You aren’t a good judge of character. I read somewhere that if you saw yourself walking down the street, you wouldn’t recognise yourself. You have only ever seen reflections or pictures — you don’t truly know what you look like.
Yes, you may feel you can take on the world by yourself. I am quite a private person myself and don’t particularly enjoy opening myself up, but having someone there to remind you how good you are at something is helpful.
Actionable tip: don’t hang around people who bring you down all the time. Your mental health is worth more than weak social ties.
Assess Your Accomplishments

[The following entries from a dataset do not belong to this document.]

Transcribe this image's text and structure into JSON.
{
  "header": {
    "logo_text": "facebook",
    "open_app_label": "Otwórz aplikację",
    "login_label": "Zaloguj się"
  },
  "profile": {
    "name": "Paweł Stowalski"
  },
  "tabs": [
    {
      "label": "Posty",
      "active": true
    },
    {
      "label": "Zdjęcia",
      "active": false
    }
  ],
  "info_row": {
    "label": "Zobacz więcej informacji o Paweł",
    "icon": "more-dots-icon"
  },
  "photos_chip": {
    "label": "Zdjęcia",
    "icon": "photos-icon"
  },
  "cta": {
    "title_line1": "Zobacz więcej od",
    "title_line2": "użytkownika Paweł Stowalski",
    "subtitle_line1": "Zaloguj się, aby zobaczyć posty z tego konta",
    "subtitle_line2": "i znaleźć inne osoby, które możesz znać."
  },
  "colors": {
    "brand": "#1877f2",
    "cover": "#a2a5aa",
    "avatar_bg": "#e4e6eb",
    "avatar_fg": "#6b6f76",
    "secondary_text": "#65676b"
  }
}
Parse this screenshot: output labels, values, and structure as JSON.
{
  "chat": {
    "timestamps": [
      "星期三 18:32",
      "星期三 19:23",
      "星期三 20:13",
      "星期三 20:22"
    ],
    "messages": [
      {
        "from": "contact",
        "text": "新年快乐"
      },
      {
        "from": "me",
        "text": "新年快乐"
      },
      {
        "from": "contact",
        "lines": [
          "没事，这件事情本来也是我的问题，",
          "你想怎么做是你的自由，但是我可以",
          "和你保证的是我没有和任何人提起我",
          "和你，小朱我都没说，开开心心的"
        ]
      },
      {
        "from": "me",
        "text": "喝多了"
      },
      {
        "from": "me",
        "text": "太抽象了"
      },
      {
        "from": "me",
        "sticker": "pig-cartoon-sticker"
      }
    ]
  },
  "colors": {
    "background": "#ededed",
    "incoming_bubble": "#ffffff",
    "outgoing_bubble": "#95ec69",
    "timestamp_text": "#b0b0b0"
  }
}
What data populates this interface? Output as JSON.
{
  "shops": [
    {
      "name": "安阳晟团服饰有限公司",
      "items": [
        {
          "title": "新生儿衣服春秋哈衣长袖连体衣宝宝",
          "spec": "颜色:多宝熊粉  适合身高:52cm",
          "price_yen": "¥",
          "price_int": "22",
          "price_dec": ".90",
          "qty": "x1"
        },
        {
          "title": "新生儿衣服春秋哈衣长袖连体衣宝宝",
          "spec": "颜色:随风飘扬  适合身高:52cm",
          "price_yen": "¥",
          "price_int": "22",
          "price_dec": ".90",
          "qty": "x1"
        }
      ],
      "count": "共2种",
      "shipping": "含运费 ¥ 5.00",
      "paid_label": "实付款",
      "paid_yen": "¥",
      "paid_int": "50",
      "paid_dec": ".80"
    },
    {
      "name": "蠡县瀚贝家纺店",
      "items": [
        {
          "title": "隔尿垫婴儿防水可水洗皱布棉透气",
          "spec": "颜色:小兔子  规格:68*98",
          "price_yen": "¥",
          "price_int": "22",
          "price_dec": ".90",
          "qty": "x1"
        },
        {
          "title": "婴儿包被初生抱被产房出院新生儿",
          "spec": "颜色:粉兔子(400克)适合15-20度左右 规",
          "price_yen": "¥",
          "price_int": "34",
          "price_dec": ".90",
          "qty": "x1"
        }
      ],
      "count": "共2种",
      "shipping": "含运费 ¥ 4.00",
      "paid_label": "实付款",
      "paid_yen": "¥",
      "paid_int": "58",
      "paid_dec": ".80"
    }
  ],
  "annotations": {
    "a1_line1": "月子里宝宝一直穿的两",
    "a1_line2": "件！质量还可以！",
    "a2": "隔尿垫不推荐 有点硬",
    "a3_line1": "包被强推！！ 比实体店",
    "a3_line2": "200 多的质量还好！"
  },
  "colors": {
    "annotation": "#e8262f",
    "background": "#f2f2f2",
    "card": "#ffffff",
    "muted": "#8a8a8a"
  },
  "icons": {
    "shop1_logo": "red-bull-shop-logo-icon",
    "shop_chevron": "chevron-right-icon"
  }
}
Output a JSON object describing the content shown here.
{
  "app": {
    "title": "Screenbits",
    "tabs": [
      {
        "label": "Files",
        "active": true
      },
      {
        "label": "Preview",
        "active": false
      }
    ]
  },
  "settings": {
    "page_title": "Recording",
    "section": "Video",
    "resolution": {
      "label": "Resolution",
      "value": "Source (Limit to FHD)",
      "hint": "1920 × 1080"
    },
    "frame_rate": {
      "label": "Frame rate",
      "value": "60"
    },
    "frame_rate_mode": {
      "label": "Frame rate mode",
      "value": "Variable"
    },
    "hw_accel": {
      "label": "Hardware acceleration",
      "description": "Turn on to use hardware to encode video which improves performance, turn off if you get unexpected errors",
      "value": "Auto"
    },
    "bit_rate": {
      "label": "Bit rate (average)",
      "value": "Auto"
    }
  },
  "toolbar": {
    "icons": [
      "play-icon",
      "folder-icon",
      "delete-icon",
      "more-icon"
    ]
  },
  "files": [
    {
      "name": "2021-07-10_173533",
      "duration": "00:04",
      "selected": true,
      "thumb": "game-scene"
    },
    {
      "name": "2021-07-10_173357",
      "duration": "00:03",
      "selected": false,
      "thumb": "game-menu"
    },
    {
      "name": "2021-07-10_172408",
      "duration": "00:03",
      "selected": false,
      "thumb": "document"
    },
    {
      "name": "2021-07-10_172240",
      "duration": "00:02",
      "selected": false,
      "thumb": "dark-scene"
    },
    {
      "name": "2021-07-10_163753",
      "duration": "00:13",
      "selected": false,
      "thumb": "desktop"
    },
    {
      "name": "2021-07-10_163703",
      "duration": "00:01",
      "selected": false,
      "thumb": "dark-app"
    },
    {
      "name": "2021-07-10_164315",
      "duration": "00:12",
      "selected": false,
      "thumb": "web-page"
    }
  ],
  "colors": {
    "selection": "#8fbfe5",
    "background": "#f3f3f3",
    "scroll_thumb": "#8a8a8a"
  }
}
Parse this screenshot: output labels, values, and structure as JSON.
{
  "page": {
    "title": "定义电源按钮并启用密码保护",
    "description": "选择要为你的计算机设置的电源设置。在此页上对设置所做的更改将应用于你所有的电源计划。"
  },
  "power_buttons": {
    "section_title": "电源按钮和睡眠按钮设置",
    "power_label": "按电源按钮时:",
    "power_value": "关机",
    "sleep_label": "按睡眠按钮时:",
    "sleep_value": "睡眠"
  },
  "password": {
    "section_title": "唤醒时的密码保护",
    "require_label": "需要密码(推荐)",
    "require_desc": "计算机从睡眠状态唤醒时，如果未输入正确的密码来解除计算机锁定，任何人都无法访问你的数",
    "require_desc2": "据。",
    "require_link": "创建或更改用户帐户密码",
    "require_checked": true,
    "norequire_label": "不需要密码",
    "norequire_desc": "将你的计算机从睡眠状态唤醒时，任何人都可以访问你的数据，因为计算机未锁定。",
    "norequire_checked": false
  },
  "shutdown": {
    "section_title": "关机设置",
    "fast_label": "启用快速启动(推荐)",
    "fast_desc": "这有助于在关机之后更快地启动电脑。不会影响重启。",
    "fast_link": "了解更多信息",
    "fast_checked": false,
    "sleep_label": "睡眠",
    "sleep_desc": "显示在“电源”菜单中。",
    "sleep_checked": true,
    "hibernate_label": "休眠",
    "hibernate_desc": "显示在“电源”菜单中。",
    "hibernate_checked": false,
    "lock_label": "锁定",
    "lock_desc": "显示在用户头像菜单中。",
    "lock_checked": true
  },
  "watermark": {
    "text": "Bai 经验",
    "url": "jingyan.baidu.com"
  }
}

One of the Tottenham players described football as a “quickly moving sport.” He said:
“One week you score the winner in the 90th minute and you’re on top of the world, and next week you won’t be in the squad and you’ll feel like your career is over.”
Sport is brutal like that. It’s why players need immense mental strength to keep their confidence up. You can’t let a sports-style attitude to mistakes swallow you up.
I am often far too cynical on myself an forget to look at my accomplishments. Even when I recognise them, I nearly always attach a “but…” on the end.
So, you need to have a system in place for when your support network may isn’t available. For me, I look at my Medium stats at the end of each month and evaluate the progress I’ve made. While I am not where I would like to be, things improve month after month.
Seeing how I’ve done is a big confidence booster, which then renews my energy going into the next month.
How often you assess your accomplishments should depend on how low your confidence is. While I have blips, my overall base levels are growing. A few months ago, I struggled to call myself a writer. While I still do hesitate sometimes, I own it more.
If you struggle with confidence on a day-to-day basis, you should assess your achievements every day.
Actionable tip: Dr. Brene Brown suggests writing down one thing you have accomplished today, big or small. If you’ve exercised, write it down. If you’ve down the laundry, write it down. Seeing your achievements on paper helps you to realise them.
Put All of Your Eggs in One Basket
Anyone who has watched Love Island UK will cringe at that subheading but bear with me. Sometimes, we have low confidence because we have too many things on our plate.
You can’t possibly put 100% effort into five things at a time. Consequently, your performance may drop, and you lose confidence, making things worse.
Instead of splitting your efforts, focus on getting one thing done to the best of your ability. For a baseball player, it’s hitting the ball. For a striker, it’s scoring. For me, it’s writing. Determine your primary focus and work on that alone.
You may feel like you’ve done more when multitasking, but it is a fake feeling. Multitasking is known to be detrimental to your focus. Your IQ can be lowered by about 17% just by sitting next to someone who is doing it. That’s hardly good for your confidence.
Actionable tip: Write down one clear goal at the start of every week, but make it specific. For instance, “I want to be making $1000 a month on Medium by November.” With clarity comes focus. With focus comes confidence. With confidence comes achievement.
Confidence Is All You Need
The more work you put in, the better you’ll get at something. Once that happens, the more self-esteem you’ll develop. Then you’re unstoppable.
Sure, talent helps, but it flourishes with confidence.
Whether it’s the confidence to score a 90th minute winner or to wear a new outfit in public for the first time, it’s deep-rooted in everything you do. Don’t neglect it. Work on it.